Hasan Imam, son of lmdad Imam, and younger brother of Sir Ali Imam, was born at Neora in Patna on 31 August 1871. A Shia Muslim by faith, he belonged to a distinguished and educated middle class family.
After a course of schooling, interrupted frequently by ill-health, he left for England in July 1889 and joined the Middle Temple. While there he campaigned actively for Dadabhai Naoroji during the General Election of England in 1891. He was called to the Bar in 1892; he returned home the same year and started practice in the Calcutta High Court. From 1908 onwards he took part in political affairs. In October 1909, he was elected President of the Bihar Congress Committee and in the next month he presided over the fourth session of the Bihar Students' Conference.
Hasan Imam became a Judge of the Calcutta High Court. On the establishment of the Patna High Court in March 1916, Imam resigned from Calcutta High Court and started practice at Patna. He resumed political activity on a larger scale after resigning in 1916.
Hasan Imam was one of the prominent Indian leaders who called upon Montagu, the Secretary of State for India, in November 1917 and was listed by him among "the real giants of the Indian Political World". He presided over the special session of the Indian National Congress held at Bombay, 1918 to consider the Montagu - Chelmsford Reforms Scheme. It was an important, but difficult session to handle because opinion was sharply divided on the merits of the scheme. Hasan Imam played a moderating role.
In 1921, he was nominated a Member of the Bihar and Orissa Legislative Council.
A staunch constitutionalist he was opposed to the ideology of the Non-Cooperation Movement. Hasan Imam took a leading part in the Khilafat Movement. He joined the Civil Disobedience Movement in 1930 and was elected Secretary of the Swadeshi League, formed in Patna.

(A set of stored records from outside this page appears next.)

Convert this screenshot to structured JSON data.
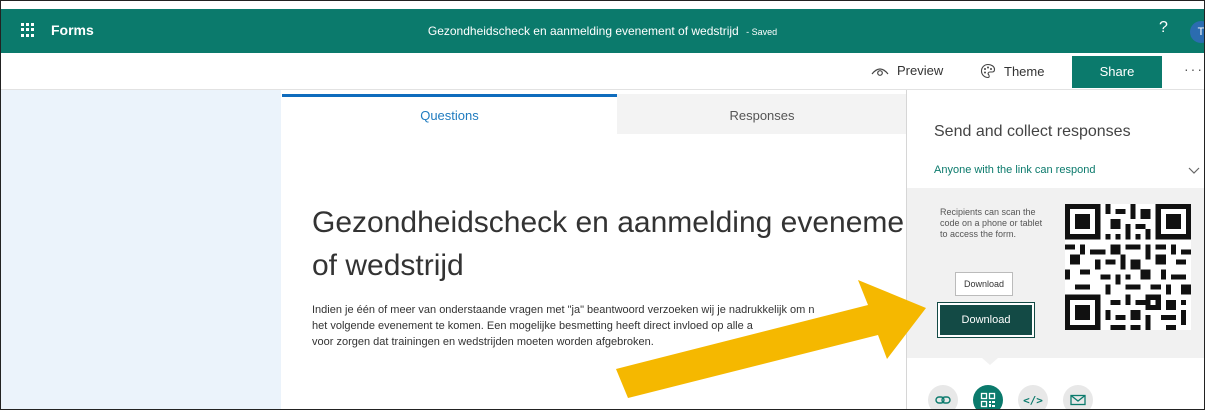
{
  "topbar": {
    "app_name": "Forms",
    "document_title": "Gezondheidscheck en aanmelding evenement of wedstrijd",
    "save_status": "- Saved",
    "help": "?",
    "avatar_initial": "T"
  },
  "commandbar": {
    "preview_label": "Preview",
    "theme_label": "Theme",
    "share_label": "Share",
    "more_label": "···"
  },
  "tabs": [
    {
      "label": "Questions",
      "selected": true
    },
    {
      "label": "Responses",
      "selected": false
    }
  ],
  "form": {
    "title_lines": [
      "Gezondheidscheck en aanmelding evenement",
      "of wedstrijd"
    ],
    "description_lines": [
      "Indien je één of meer van onderstaande vragen met \"ja\" beantwoord verzoeken wij je nadrukkelijk om n",
      "het volgende evenement te komen. Een mogelijke besmetting heeft direct invloed op alle a",
      "voor zorgen dat trainingen en wedstrijden moeten worden afgebroken."
    ]
  },
  "share_panel": {
    "title": "Send and collect responses",
    "link_scope": "Anyone with the link can respond",
    "qr_note": "Recipients can scan the code on a phone or tablet to access the form.",
    "download_small": "Download",
    "download_primary": "Download",
    "share_methods": [
      "link-icon",
      "qr-code-icon",
      "embed-icon",
      "email-icon"
    ],
    "embed_glyph": "</>"
  },
  "colors": {
    "brand": "#0b7a6c",
    "download_primary": "#134a45",
    "tab_accent": "#0f6cbd",
    "background_tint": "#ebf3fb",
    "annotation_arrow": "#f5b800"
  }
}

He actively campaigned for the boycott of foreign goods and use of Khaddar. Earlier in 1927, he "materially conduced to the success" of the boycott of the Simon Commission in Bihar. Hasan Imam was a strong advocate of social reforms, particularly the amelioration of the position of women and the depressed classes.
As a member of the Tikari Board of Trustees, he promoted schemes for girls' education. He exposed the economic exploitation of the country, both under the Company and the Imperial rule. He was President of the Board of Trustees of the Beharee, the leading English daily of Bihar; he was also one of the founders of the succeeding Searchlight.
He died on 19 April 1933 and lies buried at Japala, District Shahabad.
“The traditions that we of the present generation have inherited from those that founded and established this great national organisation are of perseverance in the face of even tremendous opposition, and today it stands acknowledged as the champion of the rights of the Indian people. Those traditions are dear to us and we cherish them.
We know no extremists and we know no moderates, names that have been devised by ‘our enemies’ to divide us. We know only one cause and we have only one purpose in view. Our demand is the demand of a United India, and so long as our rights are denied to us we shall continue the struggle! Unchained in soul - though manacled in limb. Unwarped by prejudice - unawed by wrong. Friends to the weak and fearless of the strong”.
From the Presidential Address - Syed Hasan Imam I.N.C. Session, 1918, Bombay (Special Session)